Now after a choice of polarization a quantum state is a prequantum wave function which is covariantly constant along the Lagrangian submanifolds of the foliation. Not all prequantum operators will respect the space of such quantum states inside all quantum states. Those that do become genuine quantum operators.
Let $\mathcal{P}$ be a polarization of the symplectic manifold $(X,\omega)$. then a quantum state or wavefunction is a prequantum state $\psi$ such that $\nabla \Psi$ vanishes along the leaves of the polarization.
A quantum operator is a prequantum operator which preserves quantum states among all prequantum states.
A prequantum operator given by a Hamiltonian function $f$ with Hamiltonian vector field $v_f$ is a quantum operator, def. , with respect to a given polarization $\mathcal{P}$ precisely if its flow preserves $\mathcal{P}$, hence precisely if
If $\mathcal{P}$ is a Kähler polarization then its underlying almost complex structure it induces a spin^c structure, as discussed there. If $\rho \colon G \to QuantMorph(X,\nabla)$ is a Hamiltonian action (a homomorphism to the quantomorphism group) such that each prequantum operator $\rho(g)$ is a quantum operator in that it preserves the polarization, by prop. , then the corresponding spin^c structure is $G$-invariant. Accordingly the index of the spin^c Dirac operator which gives the geometric quantization by cohomological quantization exists not just in K-theory, where it yields the space of quantum states, but even in $G$-equivariant K-theory, exhibiting a representation of $G$ on the Hilbert space. This is the action of the quantum observables given by $\rho$ from the point of view of cohomological quantization.
Over a phase space which is a cotangent bundle and with respect to the corresponding canonical vertical polarization, a Hamiltonian function is a quantum operator precisely if it is at most linear in the canonical momenta.
See for instance (Blau, around p. 35)
(…)
The space of quantum states forms a linear representation of a given algebra of observables.
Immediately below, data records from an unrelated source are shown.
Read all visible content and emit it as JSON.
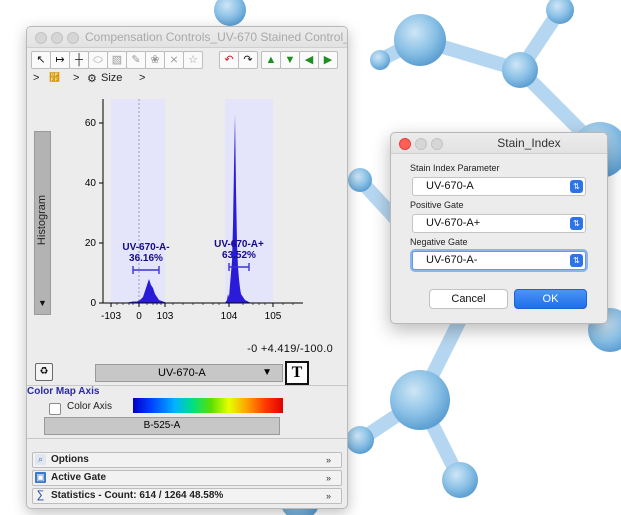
{
  "colors": {
    "accent": "#1f6fe8",
    "gate_fill": "#e4e5fb",
    "histogram": "#1f10d6",
    "label_blue": "#16098a"
  },
  "main_window": {
    "title": "Compensation Controls_UV-670 Stained Control_...",
    "toolbar": {
      "tools": [
        "pointer-icon",
        "range-gate-icon",
        "quad-gate-icon",
        "ellipse-gate-icon",
        "polygon-gate-icon",
        "pencil-icon",
        "spider-icon",
        "freehand-gate-icon",
        "split-gate-icon"
      ],
      "actions": [
        "undo-icon",
        "redo-icon",
        "move-up-icon",
        "move-down-icon",
        "move-left-icon",
        "move-right-icon"
      ]
    },
    "breadcrumb": {
      "sep1": ">",
      "sep2": ">",
      "item": "Size",
      "sep3": ">"
    },
    "side_tab": "Histogram",
    "axis_readout": "-0 +4.419/-100.0",
    "x_param": "UV-670-A",
    "color_map": {
      "title": "Color Map Axis",
      "checkbox_label": "Color Axis",
      "param": "B-525-A"
    },
    "panels": [
      {
        "label": "Options"
      },
      {
        "label": "Active Gate"
      },
      {
        "label": "Statistics  -  Count: 614 / 1264     48.58%"
      }
    ]
  },
  "chart_data": {
    "type": "area",
    "x_scale": "biexponential",
    "x_ticks": [
      "-10^3",
      "0",
      "10^3",
      "10^4",
      "10^5"
    ],
    "y_ticks": [
      0,
      20,
      40,
      60
    ],
    "ylim": [
      0,
      68
    ],
    "gates": [
      {
        "name": "UV-670-A-",
        "percent": "36.16%"
      },
      {
        "name": "UV-670-A+",
        "percent": "63.52%"
      }
    ],
    "histogram": [
      [
        12,
        0
      ],
      [
        22,
        0
      ],
      [
        30,
        0.5
      ],
      [
        34,
        0.5
      ],
      [
        37,
        1
      ],
      [
        40,
        2
      ],
      [
        42,
        4
      ],
      [
        44,
        6
      ],
      [
        46,
        8
      ],
      [
        48,
        6
      ],
      [
        50,
        5
      ],
      [
        52,
        3
      ],
      [
        54,
        2
      ],
      [
        56,
        1
      ],
      [
        60,
        0.5
      ],
      [
        64,
        0
      ],
      [
        122,
        0
      ],
      [
        124,
        1
      ],
      [
        125,
        3
      ],
      [
        126,
        2
      ],
      [
        127,
        6
      ],
      [
        128,
        10
      ],
      [
        129,
        14
      ],
      [
        130,
        26
      ],
      [
        131,
        45
      ],
      [
        132,
        63
      ],
      [
        133,
        38
      ],
      [
        134,
        20
      ],
      [
        135,
        12
      ],
      [
        136,
        8
      ],
      [
        137,
        5
      ],
      [
        138,
        3
      ],
      [
        140,
        2
      ],
      [
        142,
        1
      ],
      [
        145,
        0.5
      ],
      [
        148,
        0
      ],
      [
        188,
        0
      ]
    ]
  },
  "stain_dialog": {
    "title": "Stain_Index",
    "param_label": "Stain Index Parameter",
    "param_value": "UV-670-A",
    "positive_label": "Positive Gate",
    "positive_value": "UV-670-A+",
    "negative_label": "Negative Gate",
    "negative_value": "UV-670-A-",
    "cancel": "Cancel",
    "ok": "OK"
  }
}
The decomposition of that into irreducible representations is physically the decomposition into superselection sectors.
Comprehensive discussion is in
See also the references at geometric quantization.
Standard facts are recalled for instance around p. 35 of
Computation of quantum observables by index maps in equivariant K-theory is in (see specifically around p. 8 and 9)
Last revised on October 21, 2022 at 10:46:42. See the history of this page for a list of all contributions to it.